New at the little tables and under the bright lights this year: Jayce Tingler with the Padres, Mike Matheny with the Royals, Gabe Kapler with the Giants, David Ross with the Cubs, Derek Shelton with the Pirates, Joe Maddon with the Angels, Carlos Beltrán with the Mets, and Joe Girardi with the Phillies.

And, yes, the tradition like no other continues this year, as I will be ranking all 30 of the current managers on the basis of handsomeness. Here’s last year’s rankings. The new rankings will go up first thing Monday morning. It’s the silliest thing I do all year and, for better or for worse, it’s the thing I’m best known for. What a life I have.

 

Hall of Fame Vote

The Modern Baseball Era Committee — formerly known as the Veterans Committee — will meet on Sunday to vote in, or not vote in, new inductees for the Hall of Fame. For the past two weeks I’ve been profiling the candidates. Here are those profiles:

Committee members get four votes each. If I had four I’d give them to Whitaker, Evans, Simmons, and Miller, but you never know what the real voters will do. We’ll have the results up on Sunday evening once the vote is made public.

 

Major League Baseball vs. Minor League Baseball

One thing a lot of people don’t know about the Winter Meetings is that it’s put on, primarily, by Minor League Baseball as an organization and the vast majority of the people on the ground at the Winter Meetings either run or work for or are trying to sell stuff to minor league teams. Almost every team’s owner comes and brings along some staffers. Coaches, trainers, scouts, and other team employees who spend most of their year out in the bushes as opposed to back at the big club’s home base attend meetings and hobnob with one another.

Normally that’s all pretty routine. This year, however, it probably won’t be thanks to Rob Manfred’s plan to contract 42 minor league clubs and rearrange a great many more of them across levels and leagues.

As we noted earlier today, that scheme has set off a political firestorm and is no doubt the top agenda item and point of concern for every single minor league official and employee at the Winter Meetings. There are, reportedly, already meetings going on in San Diego about all of this. Expect some news about it at any point in the next week. At this point I’d expect anything from Manfred totally scrapping the plan, to him doubling down on it, to reports of general acrimony and possible legal action and everything in between.

 

The Boring Business of Baseball 

Outside of the transactions, the Hall of Fame stuff, the managers and the minor league contraction intrigue, we’ll likely have more mundane Winter Meetings business. Most people at the Winter Meetings aren’t there for transactions. They’re there to network, seek jobs and discuss the business of baseball like any other industry convention. Ever year we hear about a rule change or a proposal for future rule changes at the Meetings. There is no single rule change that everyone is talking about at the moment, but something will likely pop up. Sometimes we’re completely surprised with that kind of stuff.

 

The Rule 5 Draft
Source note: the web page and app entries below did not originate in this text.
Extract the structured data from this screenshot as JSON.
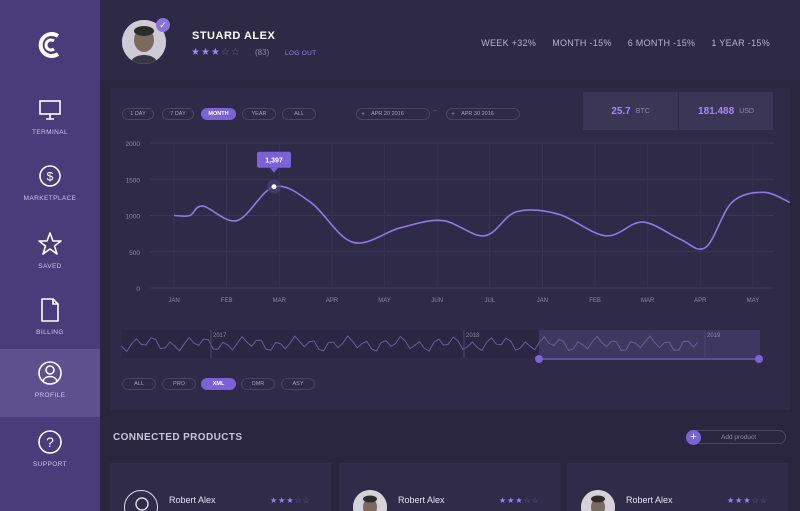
{
  "sidebar": {
    "items": [
      {
        "label": "TERMINAL",
        "icon": "monitor-icon"
      },
      {
        "label": "MARKETPLACE",
        "icon": "dollar-icon"
      },
      {
        "label": "SAVED",
        "icon": "star-icon"
      },
      {
        "label": "BILLING",
        "icon": "document-icon"
      },
      {
        "label": "PROFILE",
        "icon": "user-icon"
      },
      {
        "label": "SUPPORT",
        "icon": "question-icon"
      }
    ],
    "active": "PROFILE"
  },
  "header": {
    "user_name": "STUARD ALEX",
    "rating_stars": 3,
    "rating_max": 5,
    "rating_count": "(83)",
    "logout_label": "LOG OUT",
    "stats": [
      "WEEK +32%",
      "MONTH -15%",
      "6 MONTH -15%",
      "1 YEAR -15%"
    ]
  },
  "chart_controls": {
    "ranges": [
      "1 DAY",
      "7 DAY",
      "MONTH",
      "YEAR",
      "ALL"
    ],
    "active_range": "MONTH",
    "date_from": "APR 20 2016",
    "date_to": "APR 30 2016",
    "formats": [
      "ALL",
      "PRO",
      "XML",
      "DMR",
      "ASY"
    ],
    "active_format": "XML"
  },
  "prices": {
    "btc_value": "25.7",
    "btc_label": "BTC",
    "usd_value": "181.488",
    "usd_label": "USD"
  },
  "chart_data": {
    "type": "line",
    "categories": [
      "JAN",
      "FEB",
      "MAR",
      "APR",
      "MAY",
      "JUN",
      "JUL",
      "JAN",
      "FEB",
      "MAR",
      "APR",
      "MAY"
    ],
    "yticks": [
      "2000",
      "1500",
      "1000",
      "500",
      "0"
    ],
    "ylim": [
      0,
      2000
    ],
    "series": [
      {
        "x": [
          0,
          0.3,
          0.55,
          1.2,
          1.9,
          2.6,
          3.4,
          4.3,
          5.1,
          5.9,
          6.5,
          7.3,
          8.2,
          8.9,
          9.6,
          10.1,
          10.6,
          11.2,
          11.7
        ],
        "y": [
          1000,
          1000,
          1130,
          930,
          1397,
          1180,
          630,
          830,
          930,
          720,
          1050,
          1020,
          720,
          910,
          680,
          560,
          1180,
          1320,
          1180
        ]
      }
    ],
    "highlight": {
      "label": "1,397",
      "value": 1397
    },
    "color": "#9079e6"
  },
  "mini_timeline": {
    "years": [
      "2017",
      "2018",
      "2019"
    ]
  },
  "connected": {
    "title": "CONNECTED PRODUCTS",
    "add_label": "Add product",
    "products": [
      {
        "name": "Robert Alex",
        "stars": 3
      },
      {
        "name": "Robert Alex",
        "stars": 3
      },
      {
        "name": "Robert Alex",
        "stars": 3
      }
    ]
  }
}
The final event of the Winter Meetings is the Rule 5 Draft, which will take place at 8am Pacific time on Thursday morning. You likely have no idea who most of the players who will be selected, but by next summer you may very well know some of them who are either picked or who were made available this week. Max Muncy could’ve been had by anyone a couple of years ago, went un-picked and all he’s done is rake like crazy for the team with the most wins in the National League. Given that even the combined minds of 29 front offices didn’t think he was worth a roster spot last year, you’ll be forgiven for not having any idea about the guys in this year’s Rule 5. But, if you want to at least attempt to be prepared for it, here’s a good place to start.

So, yes, there’s a lot to be done. I’ll be on the scene at the Hyatt Manchester in San Diego — and maybe a few other places around town — bringing you all the best hot stove business we have to offer and, as usual, some more fun odds and ends from baseball’s biggest offseason event.